§ **Work instruction**
Repeat the records below exactly.

§ **Extracted data**
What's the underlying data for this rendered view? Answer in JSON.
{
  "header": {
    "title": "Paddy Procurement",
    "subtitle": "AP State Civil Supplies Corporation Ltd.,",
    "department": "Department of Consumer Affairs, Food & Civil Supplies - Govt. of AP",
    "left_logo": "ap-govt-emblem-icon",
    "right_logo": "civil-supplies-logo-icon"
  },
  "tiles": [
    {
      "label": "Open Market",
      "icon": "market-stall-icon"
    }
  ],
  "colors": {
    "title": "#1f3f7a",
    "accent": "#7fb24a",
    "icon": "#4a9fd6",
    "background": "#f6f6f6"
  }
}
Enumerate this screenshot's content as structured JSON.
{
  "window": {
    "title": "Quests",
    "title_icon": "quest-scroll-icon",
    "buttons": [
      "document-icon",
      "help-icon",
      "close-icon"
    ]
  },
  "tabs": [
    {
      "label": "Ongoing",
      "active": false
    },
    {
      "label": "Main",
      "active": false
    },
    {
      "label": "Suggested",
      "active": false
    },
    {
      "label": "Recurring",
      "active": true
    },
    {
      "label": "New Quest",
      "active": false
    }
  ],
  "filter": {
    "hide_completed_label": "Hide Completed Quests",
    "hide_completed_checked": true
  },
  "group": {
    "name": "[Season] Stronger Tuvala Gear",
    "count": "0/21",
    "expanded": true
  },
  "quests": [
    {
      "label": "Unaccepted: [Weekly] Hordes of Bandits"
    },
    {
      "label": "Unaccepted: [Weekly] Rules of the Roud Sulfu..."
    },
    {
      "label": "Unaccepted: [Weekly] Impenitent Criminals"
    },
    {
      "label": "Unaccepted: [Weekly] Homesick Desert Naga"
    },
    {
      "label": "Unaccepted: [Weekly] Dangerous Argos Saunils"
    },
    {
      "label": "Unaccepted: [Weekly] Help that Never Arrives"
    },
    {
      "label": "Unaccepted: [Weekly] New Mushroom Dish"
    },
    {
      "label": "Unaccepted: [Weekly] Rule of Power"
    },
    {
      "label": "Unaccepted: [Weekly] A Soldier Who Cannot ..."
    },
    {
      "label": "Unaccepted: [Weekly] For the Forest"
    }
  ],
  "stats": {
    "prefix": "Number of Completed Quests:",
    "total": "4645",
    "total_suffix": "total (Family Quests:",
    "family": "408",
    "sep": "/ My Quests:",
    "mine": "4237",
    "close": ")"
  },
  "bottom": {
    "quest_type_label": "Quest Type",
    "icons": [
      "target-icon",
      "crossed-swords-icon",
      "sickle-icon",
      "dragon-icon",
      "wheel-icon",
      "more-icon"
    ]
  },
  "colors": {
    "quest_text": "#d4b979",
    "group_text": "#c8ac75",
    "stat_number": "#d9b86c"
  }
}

§ **Your response**
What's the underlying data for this rendered view? Answer in JSON.
{
  "header": {
    "title": "Paddy Procurement",
    "subtitle": "AP State Civil Supplies Corporation Ltd.,",
    "department": "Department of Consumer Affairs, Food & Civil Supplies - Govt. of AP",
    "left_logo": "ap-govt-emblem-icon",
    "right_logo": "civil-supplies-logo-icon"
  },
  "tiles": [
    {
      "label": "Open Market",
      "icon": "market-stall-icon"
    }
  ],
  "colors": {
    "title": "#1f3f7a",
    "accent": "#7fb24a",
    "icon": "#4a9fd6",
    "background": "#f6f6f6"
  }
}
Enumerate this screenshot's content as structured JSON.
{
  "window": {
    "title": "Quests",
    "title_icon": "quest-scroll-icon",
    "buttons": [
      "document-icon",
      "help-icon",
      "close-icon"
    ]
  },
  "tabs": [
    {
      "label": "Ongoing",
      "active": false
    },
    {
      "label": "Main",
      "active": false
    },
    {
      "label": "Suggested",
      "active": false
    },
    {
      "label": "Recurring",
      "active": true
    },
    {
      "label": "New Quest",
      "active": false
    }
  ],
  "filter": {
    "hide_completed_label": "Hide Completed Quests",
    "hide_completed_checked": true
  },
  "group": {
    "name": "[Season] Stronger Tuvala Gear",
    "count": "0/21",
    "expanded": true
  },
  "quests": [
    {
      "label": "Unaccepted: [Weekly] Hordes of Bandits"
    },
    {
      "label": "Unaccepted: [Weekly] Rules of the Roud Sulfu..."
    },
    {
      "label": "Unaccepted: [Weekly] Impenitent Criminals"
    },
    {
      "label": "Unaccepted: [Weekly] Homesick Desert Naga"
    },
    {
      "label": "Unaccepted: [Weekly] Dangerous Argos Saunils"
    },
    {
      "label": "Unaccepted: [Weekly] Help that Never Arrives"
    },
    {
      "label": "Unaccepted: [Weekly] New Mushroom Dish"
    },
    {
      "label": "Unaccepted: [Weekly] Rule of Power"
    },
    {
      "label": "Unaccepted: [Weekly] A Soldier Who Cannot ..."
    },
    {
      "label": "Unaccepted: [Weekly] For the Forest"
    }
  ],
  "stats": {
    "prefix": "Number of Completed Quests:",
    "total": "4645",
    "total_suffix": "total (Family Quests:",
    "family": "408",
    "sep": "/ My Quests:",
    "mine": "4237",
    "close": ")"
  },
  "bottom": {
    "quest_type_label": "Quest Type",
    "icons": [
      "target-icon",
      "crossed-swords-icon",
      "sickle-icon",
      "dragon-icon",
      "wheel-icon",
      "more-icon"
    ]
  },
  "colors": {
    "quest_text": "#d4b979",
    "group_text": "#c8ac75",
    "stat_number": "#d9b86c"
  }
}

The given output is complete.